The content originally appeared on: Trinidad and Tobago Newsday

Oil on the surface of the water in Scarborough on February 9. – Photo courtesy THA

TOBAGO Emergency Management Agency (TEMA) director Allan Stewart says the logistical support to contain and eradicate the oil spill has been “a nightmare.”

He made the statement on February 9 during a news conference at the Scarborough Lay-By, Milford Road, where one of two mobile units has been set up to monitor the oil spill.

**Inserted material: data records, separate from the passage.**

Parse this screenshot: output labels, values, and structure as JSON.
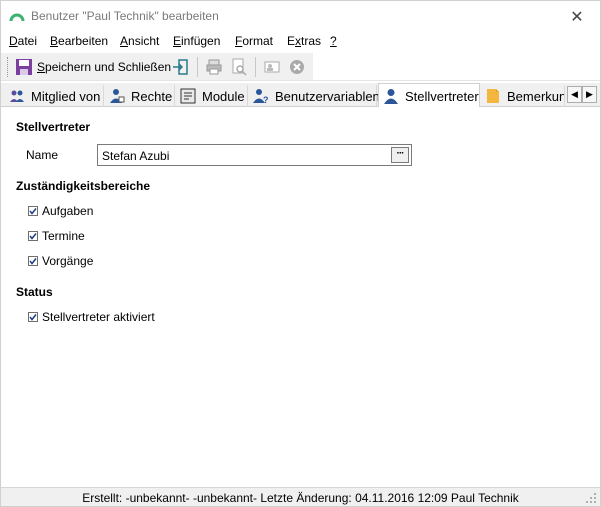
{
  "window": {
    "title": "Benutzer \"Paul Technik\" bearbeiten",
    "close_glyph": "✕"
  },
  "menu": {
    "items": [
      {
        "label": "Datei",
        "accel": "D",
        "rest": "atei"
      },
      {
        "label": "Bearbeiten",
        "accel": "B",
        "rest": "earbeiten"
      },
      {
        "label": "Ansicht",
        "accel": "A",
        "rest": "nsicht"
      },
      {
        "label": "Einfügen",
        "accel": "E",
        "rest": "infügen"
      },
      {
        "label": "Format",
        "accel": "F",
        "rest": "ormat"
      },
      {
        "label": "Extras",
        "accel": "x",
        "rest_prefix": "E",
        "rest": "tras"
      },
      {
        "label": "?",
        "accel": "?",
        "rest": ""
      }
    ]
  },
  "toolbar": {
    "save_close_label": "Speichern und Schließen",
    "save_close_accel": "S",
    "save_close_rest": "peichern und Schließen"
  },
  "tabs": [
    {
      "label": "Mitglied von",
      "icon": "group-icon"
    },
    {
      "label": "Rechte",
      "icon": "rights-icon"
    },
    {
      "label": "Module",
      "icon": "module-icon"
    },
    {
      "label": "Benutzervariablen",
      "icon": "user-variables-icon"
    },
    {
      "label": "Stellvertreter",
      "icon": "user-icon",
      "active": true
    },
    {
      "label": "Bemerkung",
      "icon": "note-icon"
    }
  ],
  "tab_scroll": {
    "left": "◀",
    "right": "▶"
  },
  "stellvertreter": {
    "heading": "Stellvertreter",
    "name_label": "Name",
    "name_value": "Stefan Azubi",
    "ellipsis": "···"
  },
  "zustaendigkeit": {
    "heading": "Zuständigkeitsbereiche",
    "items": [
      {
        "label": "Aufgaben",
        "checked": true
      },
      {
        "label": "Termine",
        "checked": true
      },
      {
        "label": "Vorgänge",
        "checked": true
      }
    ]
  },
  "status": {
    "heading": "Status",
    "activated_label": "Stellvertreter aktiviert",
    "activated_checked": true
  },
  "statusbar": {
    "text": "Erstellt: -unbekannt- -unbekannt-  Letzte Änderung: 04.11.2016 12:09 Paul Technik"
  },
  "colors": {
    "accent": "#2b579a",
    "title_icon": "#3cb371"
  }
}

The other is in the Kilgwyn Bay area.

Alluding to an old saying, “Beg water just can’t boil cattle skin,” Stewart said assistance with respect to certain types of services has not been forthcoming.

“In some of these instances it requires beseeching, allowing our partners to understand that we live in an island and it requires a particular kind of aggressive step in order for this thing to happen in a timely manner,” he said.

Saying the experience has taught him patience, Stewart thanked those who have already given of their time and resources.

“It is encouraging to know that the folks that are making themselves available, the responders, the volunteers, the CERT 1000 volunteers that are coming forward on a daily basis, the contractors that are committing their vehicles to such a hostile environment. We want to thank them very much.”

He said based on the level of planning, communication and co-ordination so far, “I think that we are well-placed to have command and control over this event.”

Stewart also mentioned the support of Minister of Works and Transport Rohan Sinanan and Minister of Energy and Energy Industries Stuart Young, who visited the island to get a first-hand account of the oil spill on February 9.

He said going forward, there must be a conversation about building capacity in Tobago to deal with disasters such as oil spills.

“As we see, we are moving towards a Tier III, which means that there is international involvement.”

Stewart said the United Nations has already reached out to him.

“That speaks positively for us rebounding better than we are currently now.”

Diver Alvin Douglas, of Tobago Marine Safety and Security Services Ltd, said an oil-like substance is still leaking from the boat which capsized near Cove Eco Industrial Park.

He said he also has not been able to identify the registration number.

“We were looking for the registration number, which will really pinpoint the owner and registered area of the vessel but it is at the stern of the vessel,” Stewart said.

“The stern of the vessel is the heaviest part of the vessel and it is constantly moving. The water there is very turbulent, very murky with very little visibility and because of that we were not able to get in closely to get the registration number.”

Chief Secretary Farley Augustine said the vessel, based on satellite imagery, might have been leaking coming from the east heading westward.

“We are seeing the trail of oil leaking all the way to the resting point and then we see the bulk of the leak. So that meant that this was overturned for a while. It was drifting for a while. It is just unfortunate that somehow this was not observed and we only received the call at 7.20 on Wednesday.”